→ EXERCISE DETAILS
Images are to be excluded from the copy, and the records below reproduced word for word.

###

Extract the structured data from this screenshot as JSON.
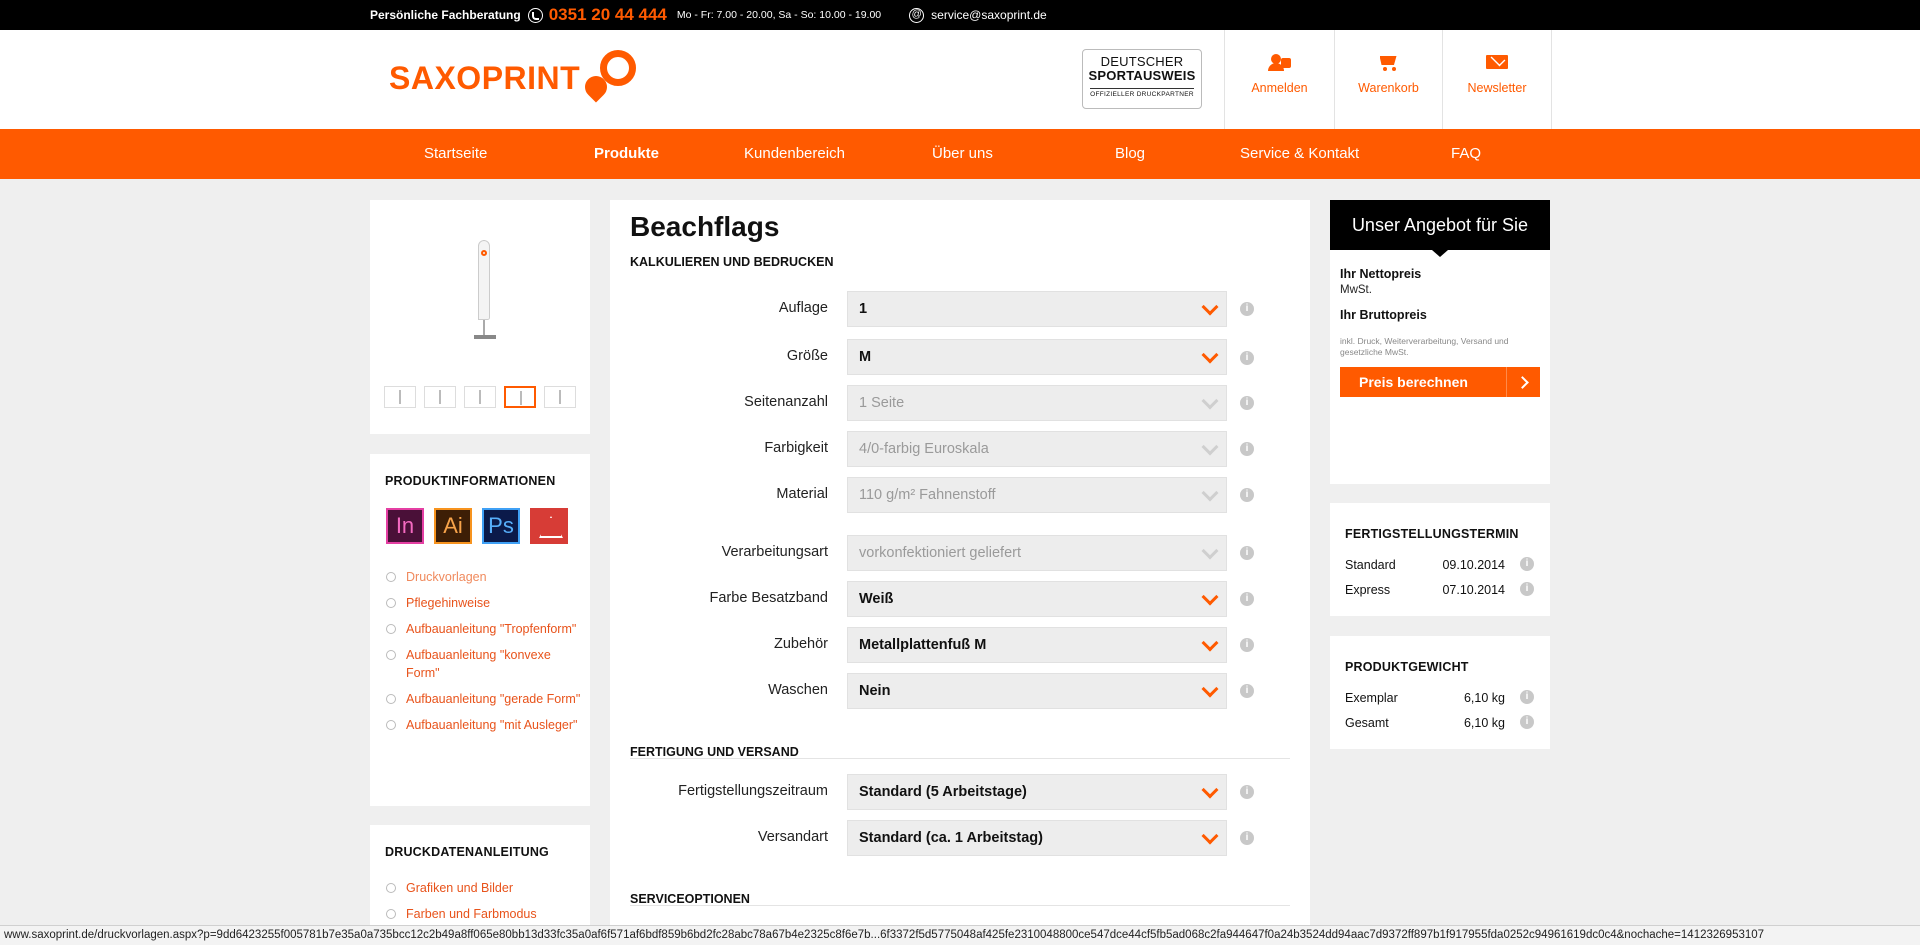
{
  "topbar": {
    "consult": "Persönliche Fachberatung",
    "phone": "0351 20 44 444",
    "hours": "Mo - Fr: 7.00 - 20.00, Sa - So: 10.00 - 19.00",
    "email": "service@saxoprint.de"
  },
  "header": {
    "logo_a": "SAXO",
    "logo_b": "PRINT",
    "badge": {
      "l1": "DEUTSCHER",
      "l2": "SPORTAUSWEIS",
      "l3": "OFFIZIELLER DRUCKPARTNER"
    },
    "buttons": {
      "login": "Anmelden",
      "cart": "Warenkorb",
      "newsletter": "Newsletter"
    }
  },
  "nav": {
    "items": [
      "Startseite",
      "Produkte",
      "Kundenbereich",
      "Über uns",
      "Blog",
      "Service & Kontakt",
      "FAQ"
    ],
    "active": "Produkte"
  },
  "left": {
    "info_title": "PRODUKTINFORMATIONEN",
    "software": [
      "In",
      "Ai",
      "Ps"
    ],
    "links": [
      "Druckvorlagen",
      "Pflegehinweise",
      "Aufbauanleitung \"Tropfenform\"",
      "Aufbauanleitung \"konvexe Form\"",
      "Aufbauanleitung \"gerade Form\"",
      "Aufbauanleitung \"mit Ausleger\""
    ],
    "druck_title": "DRUCKDATENANLEITUNG",
    "druck_links": [
      "Grafiken und Bilder",
      "Farben und Farbmodus"
    ]
  },
  "main": {
    "title": "Beachflags",
    "section1": "KALKULIEREN UND BEDRUCKEN",
    "rows": [
      {
        "label": "Auflage",
        "value": "1"
      },
      {
        "label": "Größe",
        "value": "M"
      },
      {
        "label": "Seitenanzahl",
        "value": "1 Seite"
      },
      {
        "label": "Farbigkeit",
        "value": "4/0-farbig Euroskala"
      },
      {
        "label": "Material",
        "value": "110 g/m² Fahnenstoff"
      },
      {
        "label": "Verarbeitungsart",
        "value": "vorkonfektioniert geliefert"
      },
      {
        "label": "Farbe Besatzband",
        "value": "Weiß"
      },
      {
        "label": "Zubehör",
        "value": "Metallplattenfuß M"
      },
      {
        "label": "Waschen",
        "value": "Nein"
      }
    ],
    "section2": "FERTIGUNG UND VERSAND",
    "rows2": [
      {
        "label": "Fertigstellungszeitraum",
        "value": "Standard (5 Arbeitstage)"
      },
      {
        "label": "Versandart",
        "value": "Standard (ca. 1 Arbeitstag)"
      }
    ],
    "section3": "SERVICEOPTIONEN",
    "info_glyph": "i"
  },
  "offer": {
    "title": "Unser Angebot für Sie",
    "net": "Ihr Nettopreis",
    "mwst": "MwSt.",
    "gross": "Ihr Bruttopreis",
    "note": "inkl. Druck, Weiterverarbeitung, Versand und gesetzliche MwSt.",
    "button": "Preis berechnen"
  },
  "deadline": {
    "title": "FERTIGSTELLUNGSTERMIN",
    "rows": [
      {
        "k": "Standard",
        "v": "09.10.2014"
      },
      {
        "k": "Express",
        "v": "07.10.2014"
      }
    ]
  },
  "weight": {
    "title": "PRODUKTGEWICHT",
    "rows": [
      {
        "k": "Exemplar",
        "v": "6,10 kg"
      },
      {
        "k": "Gesamt",
        "v": "6,10 kg"
      }
    ]
  },
  "status_url": "www.saxoprint.de/druckvorlagen.aspx?p=9dd6423255f005781b7e35a0a735bcc12c2b49a8ff065e80bb13d33fc35a0af6f571af6bdf859b6bd2fc28abc78a67b4e2325c8f6e7b...6f3372f5d5775048af425fe2310048800ce547dce44cf5fb5ad068c2fa944647f0a24b3524dd94aac7d9372ff897b1f917955fda0252c94961619dc0c4&nochache=1412326953107"
}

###

→ RESPONSE
Extract the structured data from this screenshot as JSON.
{
  "topbar": {
    "consult": "Persönliche Fachberatung",
    "phone": "0351 20 44 444",
    "hours": "Mo - Fr: 7.00 - 20.00, Sa - So: 10.00 - 19.00",
    "email": "service@saxoprint.de"
  },
  "header": {
    "logo_a": "SAXO",
    "logo_b": "PRINT",
    "badge": {
      "l1": "DEUTSCHER",
      "l2": "SPORTAUSWEIS",
      "l3": "OFFIZIELLER DRUCKPARTNER"
    },
    "buttons": {
      "login": "Anmelden",
      "cart": "Warenkorb",
      "newsletter": "Newsletter"
    }
  },
  "nav": {
    "items": [
      "Startseite",
      "Produkte",
      "Kundenbereich",
      "Über uns",
      "Blog",
      "Service & Kontakt",
      "FAQ"
    ],
    "active": "Produkte"
  },
  "left": {
    "info_title": "PRODUKTINFORMATIONEN",
    "software": [
      "In",
      "Ai",
      "Ps"
    ],
    "links": [
      "Druckvorlagen",
      "Pflegehinweise",
      "Aufbauanleitung \"Tropfenform\"",
      "Aufbauanleitung \"konvexe Form\"",
      "Aufbauanleitung \"gerade Form\"",
      "Aufbauanleitung \"mit Ausleger\""
    ],
    "druck_title": "DRUCKDATENANLEITUNG",
    "druck_links": [
      "Grafiken und Bilder",
      "Farben und Farbmodus"
    ]
  },
  "main": {
    "title": "Beachflags",
    "section1": "KALKULIEREN UND BEDRUCKEN",
    "rows": [
      {
        "label": "Auflage",
        "value": "1"
      },
      {
        "label": "Größe",
        "value": "M"
      },
      {
        "label": "Seitenanzahl",
        "value": "1 Seite"
      },
      {
        "label": "Farbigkeit",
        "value": "4/0-farbig Euroskala"
      },
      {
        "label": "Material",
        "value": "110 g/m² Fahnenstoff"
      },
      {
        "label": "Verarbeitungsart",
        "value": "vorkonfektioniert geliefert"
      },
      {
        "label": "Farbe Besatzband",
        "value": "Weiß"
      },
      {
        "label": "Zubehör",
        "value": "Metallplattenfuß M"
      },
      {
        "label": "Waschen",
        "value": "Nein"
      }
    ],
    "section2": "FERTIGUNG UND VERSAND",
    "rows2": [
      {
        "label": "Fertigstellungszeitraum",
        "value": "Standard (5 Arbeitstage)"
      },
      {
        "label": "Versandart",
        "value": "Standard (ca. 1 Arbeitstag)"
      }
    ],
    "section3": "SERVICEOPTIONEN",
    "info_glyph": "i"
  },
  "offer": {
    "title": "Unser Angebot für Sie",
    "net": "Ihr Nettopreis",
    "mwst": "MwSt.",
    "gross": "Ihr Bruttopreis",
    "note": "inkl. Druck, Weiterverarbeitung, Versand und gesetzliche MwSt.",
    "button": "Preis berechnen"
  },
  "deadline": {
    "title": "FERTIGSTELLUNGSTERMIN",
    "rows": [
      {
        "k": "Standard",
        "v": "09.10.2014"
      },
      {
        "k": "Express",
        "v": "07.10.2014"
      }
    ]
  },
  "weight": {
    "title": "PRODUKTGEWICHT",
    "rows": [
      {
        "k": "Exemplar",
        "v": "6,10 kg"
      },
      {
        "k": "Gesamt",
        "v": "6,10 kg"
      }
    ]
  },
  "status_url": "www.saxoprint.de/druckvorlagen.aspx?p=9dd6423255f005781b7e35a0a735bcc12c2b49a8ff065e80bb13d33fc35a0af6f571af6bdf859b6bd2fc28abc78a67b4e2325c8f6e7b...6f3372f5d5775048af425fe2310048800ce547dce44cf5fb5ad068c2fa944647f0a24b3524dd94aac7d9372ff897b1f917955fda0252c94961619dc0c4&nochache=1412326953107"
}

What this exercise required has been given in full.